During The Little Ice Age (A.D. 1450-1850), the cold appears to have discouraged long visits to the park, with people preferring to live at warmer, lower elevation sites. The Northern Plains/Rocky Mountain fur trade begins in the early 18th century and flourishes. A demand developed for more native goods to be produced to trade for European-manufactured items, so more buffalo were killed and more of the women’s time was spent preparing more buffalo hides and producing additional more garden produce (especially for the village tribes in North and South Dakota). These factors resulted in changes to the daily and annual activities influencing where people went and for how long.

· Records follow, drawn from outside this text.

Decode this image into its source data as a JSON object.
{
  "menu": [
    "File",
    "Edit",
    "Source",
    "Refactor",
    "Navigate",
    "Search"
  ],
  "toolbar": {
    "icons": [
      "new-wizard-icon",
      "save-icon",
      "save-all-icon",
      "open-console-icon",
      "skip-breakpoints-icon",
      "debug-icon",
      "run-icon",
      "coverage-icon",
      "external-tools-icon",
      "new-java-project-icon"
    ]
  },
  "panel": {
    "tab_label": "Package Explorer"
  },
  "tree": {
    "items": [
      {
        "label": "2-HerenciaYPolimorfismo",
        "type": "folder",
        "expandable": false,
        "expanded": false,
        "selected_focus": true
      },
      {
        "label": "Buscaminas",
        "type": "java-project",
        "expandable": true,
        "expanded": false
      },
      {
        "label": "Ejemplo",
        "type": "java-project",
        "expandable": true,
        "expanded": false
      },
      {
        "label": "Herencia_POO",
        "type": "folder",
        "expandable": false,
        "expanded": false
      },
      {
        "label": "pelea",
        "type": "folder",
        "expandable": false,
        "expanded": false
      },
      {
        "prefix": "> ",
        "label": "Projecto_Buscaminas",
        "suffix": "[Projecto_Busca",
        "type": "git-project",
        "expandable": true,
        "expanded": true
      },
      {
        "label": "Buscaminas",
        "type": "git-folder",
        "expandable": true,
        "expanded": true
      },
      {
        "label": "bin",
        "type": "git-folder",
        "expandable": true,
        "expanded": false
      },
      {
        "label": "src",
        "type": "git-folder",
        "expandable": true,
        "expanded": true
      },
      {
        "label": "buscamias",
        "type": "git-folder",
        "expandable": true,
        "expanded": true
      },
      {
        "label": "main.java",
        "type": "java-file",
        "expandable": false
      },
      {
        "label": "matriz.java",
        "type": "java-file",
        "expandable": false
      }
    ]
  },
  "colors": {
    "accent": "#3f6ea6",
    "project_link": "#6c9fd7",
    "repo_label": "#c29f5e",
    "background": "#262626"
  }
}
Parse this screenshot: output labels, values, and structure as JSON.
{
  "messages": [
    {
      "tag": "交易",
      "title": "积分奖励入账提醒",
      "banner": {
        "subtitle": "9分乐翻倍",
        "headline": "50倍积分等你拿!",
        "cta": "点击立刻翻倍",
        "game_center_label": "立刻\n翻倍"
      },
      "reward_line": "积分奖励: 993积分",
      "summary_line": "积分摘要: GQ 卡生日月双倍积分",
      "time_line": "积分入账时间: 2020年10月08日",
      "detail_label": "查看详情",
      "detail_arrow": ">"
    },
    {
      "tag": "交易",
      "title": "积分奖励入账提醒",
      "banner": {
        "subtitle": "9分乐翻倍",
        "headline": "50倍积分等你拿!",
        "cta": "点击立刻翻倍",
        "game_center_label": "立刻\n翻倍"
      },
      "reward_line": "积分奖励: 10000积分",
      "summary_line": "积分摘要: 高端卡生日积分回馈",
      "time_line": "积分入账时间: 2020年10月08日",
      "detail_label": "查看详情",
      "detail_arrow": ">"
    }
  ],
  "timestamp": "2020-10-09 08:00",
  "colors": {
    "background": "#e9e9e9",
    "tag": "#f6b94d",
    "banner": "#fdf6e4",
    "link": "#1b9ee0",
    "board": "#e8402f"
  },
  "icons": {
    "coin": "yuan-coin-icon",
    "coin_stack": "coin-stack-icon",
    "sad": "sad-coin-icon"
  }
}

In Yellowstone, we see major differences between the lifeways of people in the park between about 4500 B.C. and A.D. 200 and those after A.D. 1100 (post-Avonlea). In the Middle and Late Archaic Periods, whole families and groups came to the park, stayed during part of the spring and summer months, and created many campsites. These Archaic sites are common and contain plentiful bones from animals killed for food, fire cracked rock from cooking, and much stone debris from manufacturing and repairing tools.
In contrast, Late Prehistoric sites after A.D. 1100 are rare and often contain only a few scraps indicative of perhaps an overnight stay. We know people were still coming to the park because Obsidian Cliff obsidian is being found in sites outside the park but our interpretation is that now that instead of family groups, work parties were dispatched to carry out specific tasks such as obtaining obsidian, hunting bighorn sheep, or to collect other materials (perhaps clay from thermal areas) that could not be obtained elsewhere.
The Protohistoric Period indicates the brief time when European manufactured goods such as beads, axes, knives, and kettles are traded into an area but before there are any historic records. The times at which the protohistoric and historic periods begin differ from geographical region to the next. In the Yellowstone National Park area, the historic period begins about A.D. 1805 when Lewis and Clark pass by the northern portion of the park. Although there are earlier historic records, they are very rare. Protohistoric/historic period Native American sites are similarly rare in the park. The most plentiful are the historic records for wickiups, or wooden tipis, which were described as being numerous. Unfortunately, the wickiups were made from perishable organic materials and these structures have collapsed.
The Sheepeaters were a division of the Shoshone based upon their predominant economic orientation. There is a strong mythology about Sheepeaters in the park but unfortunately, no Sheepeater sites have been identified here.
Did You Know?
The 1988 fires affected 793,880 acres or 36 percent of the park. Five fires burned into the park that year from adjacent public lands. The largest, the North Fork Fire, started from a discarded cigarette. It burned more than 410,000 acres.